I rubbed my mittens together to bring some warmth to my cold hands. The temperature had dropped below what the thermometer could read. But I still loved the winter wonderland of the forest; no blizzard could deter me from the great and gorgeous nature that surrounded my warm, wooden home. For this reason, on this icy dusk, I had ventured outside, bundled in a cozy yarn-knit scarf (which barely deterred the swirling snow) instead of curling up next to the fire with a good book and a steaming cup of hot chocolate. I caught the snowflakes that floated down from the infinite, navy midnight sky. I felt free as nature engulfed me. Some caribou nibbled at a small olive-colored clump of moss near the stream; others pranced around in the distance. A vivid aurora colored the sky behind them. Bright, shiny stars twinkled across the transparent, frozen streams.

I stepped in pure white snow. Icicles hung on shivering pine-tree branches, reflecting the pale moon, and I walked slowly and carefully to the bank of the river that winds around the area. Wanting to test the ice, I tugged a branch from a dying bush and poked it. It seemed hard enough. I felt a quiver of fear, being at the banks of where my brother died. The dark sky did nothing to comfort me, only frightened me.

I gingerly stepped on the slippery ice, one foot after the other. I squinted to try and make out how solid the ice in front of me was, but it was too dark. I stepped once. Twice. Three times. No ice had fallen. I started to skate through the frozen stream, humming and gliding on the ice, until there was a small rock in the way. I tried to avoid it, but I wobbled over the slippery ice and my body weight crashed into the already fragile ice. My hands groped into the frigid air for something, but I found a branch too late as my feet touched cold, frigid water. With a splash, half of my body was submerged in the icy river.

My gut nagged to me: I told you so. Death by this river has happened before. Oh my poor brother, is this how he felt, floating away in the water?

I thought again, Well, how are you going to get out of this one?

I held onto the branch with all my might, my mind racing through old memories. A fading picture of my mother and father holding me and my brother tightly next to a fire, telling us something. I thought harder. “Don’t panic if you ever fall in the stream.” “Grab something and push yourself out if you can. If you can’t . . .” The ending evaded my memory, but it didn’t matter much. I knew what I had to do. Remembering my mother’s warning, I slowly pulled myself a bit closer to land. Holding the branch in one hand, I hoisted myself up, never letting go of the branch. I rested my elbows on a rock, my lower body out of the water, except for my feet. I felt only two things. Pain and cold.

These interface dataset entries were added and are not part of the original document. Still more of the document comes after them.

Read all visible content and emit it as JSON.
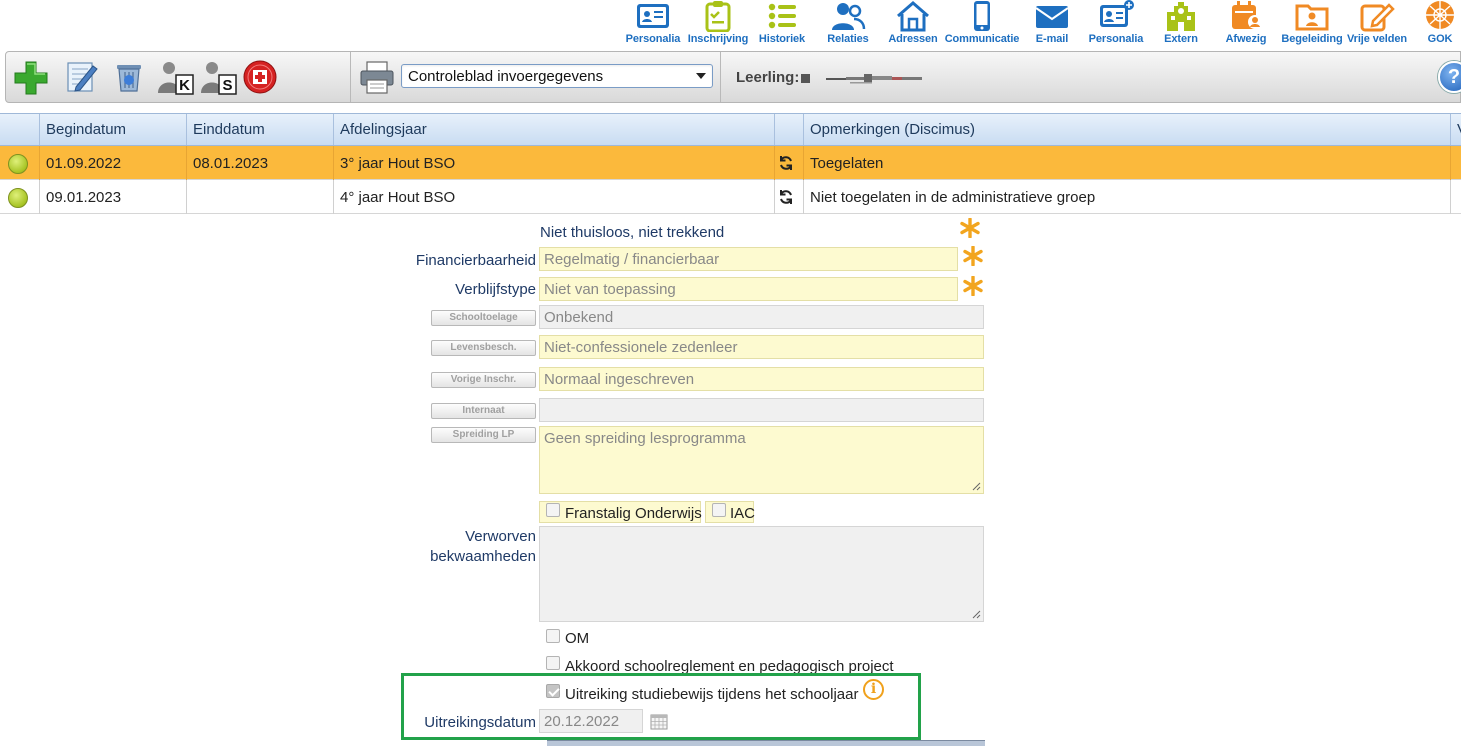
{
  "topnav": {
    "items": [
      {
        "label": "Personalia",
        "icon": "id-card-icon",
        "color": "#1e6fc0"
      },
      {
        "label": "Inschrijving",
        "icon": "clipboard-icon",
        "color": "#a9c217"
      },
      {
        "label": "Historiek",
        "icon": "list-icon",
        "color": "#a9c217"
      },
      {
        "label": "Relaties",
        "icon": "people-icon",
        "color": "#1e6fc0"
      },
      {
        "label": "Adressen",
        "icon": "house-icon",
        "color": "#1e6fc0"
      },
      {
        "label": "Communicatie",
        "icon": "phone-icon",
        "color": "#1e6fc0"
      },
      {
        "label": "E-mail",
        "icon": "envelope-icon",
        "color": "#1e6fc0"
      },
      {
        "label": "Personalia",
        "icon": "id-card-plus-icon",
        "color": "#1e6fc0"
      },
      {
        "label": "Extern",
        "icon": "school-icon",
        "color": "#a9c217"
      },
      {
        "label": "Afwezig",
        "icon": "calendar-person-icon",
        "color": "#f08a24"
      },
      {
        "label": "Begeleiding",
        "icon": "folder-person-icon",
        "color": "#f08a24"
      },
      {
        "label": "Vrije velden",
        "icon": "pencil-note-icon",
        "color": "#f08a24"
      },
      {
        "label": "GOK",
        "icon": "globe-icon",
        "color": "#f08a24"
      }
    ]
  },
  "toolbar": {
    "report_select": "Controleblad invoergegevens",
    "leerling_label": "Leerling:"
  },
  "grid": {
    "columns": [
      "",
      "Begindatum",
      "Einddatum",
      "Afdelingsjaar",
      "",
      "Opmerkingen (Discimus)",
      "V"
    ],
    "rows": [
      {
        "begindatum": "01.09.2022",
        "einddatum": "08.01.2023",
        "afdelingsjaar": "3° jaar Hout BSO",
        "opmerkingen": "Toegelaten",
        "selected": true
      },
      {
        "begindatum": "09.01.2023",
        "einddatum": "",
        "afdelingsjaar": "4° jaar Hout BSO",
        "opmerkingen": "Niet toegelaten in de administratieve groep",
        "selected": false
      }
    ]
  },
  "form": {
    "thuisloos_text": "Niet thuisloos, niet trekkend",
    "financierbaarheid_label": "Financierbaarheid",
    "financierbaarheid_value": "Regelmatig / financierbaar",
    "verblijfstype_label": "Verblijfstype",
    "verblijfstype_value": "Niet van toepassing",
    "schooltoelage_btn": "Schooltoelage",
    "schooltoelage_value": "Onbekend",
    "levensbesch_btn": "Levensbesch.",
    "levensbesch_value": "Niet-confessionele zedenleer",
    "vorige_inschr_btn": "Vorige Inschr.",
    "vorige_inschr_value": "Normaal ingeschreven",
    "internaat_btn": "Internaat",
    "internaat_value": "",
    "spreiding_btn": "Spreiding LP",
    "spreiding_value": "Geen spreiding lesprogramma",
    "franstalig_label": "Franstalig Onderwijs",
    "iac_label": "IAC",
    "verworven_label_1": "Verworven",
    "verworven_label_2": "bekwaamheden",
    "verworven_value": "",
    "om_label": "OM",
    "akkoord_label": "Akkoord schoolreglement en pedagogisch project",
    "uitreiking_label": "Uitreiking studiebewijs tijdens het schooljaar",
    "uitreiking_checked": true,
    "uitreikingsdatum_label": "Uitreikingsdatum",
    "uitreikingsdatum_value": "20.12.2022"
  }
}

I pushed myself up against the tree trunk, my legs numb. The less pain I feel, the better, I thought. So I took a step towards the west of the moon, where my home lay. Another step. I felt a strange dull pain go through my weary body.

The entire sky had blackened into the abyss, only lit by the pure moon, so light and fair. I took a few more steps, not sure whether I could go on. A few more. I crumbled onto the same snow I had walked on as I had gone out to see the wilderness. Now, it seemed that my destiny was to die in my beloved forest.

I sighed as I crept away from the fox, her ears twitching. I grabbed the tree trunk and pulled myself to my feet. I realized that I needed to take off my pants and socks, and wrap the scarf around my legs. I hobbled toward home, the moon guiding me to safety. The fox followed me until I left the region of her home. Seeing my cabin in the distance, I ran my last few steps. More, a few more! A few more is so much. I grabbed the handle of the door and pulled it open, the warmth radiating to me the moment I stepped in.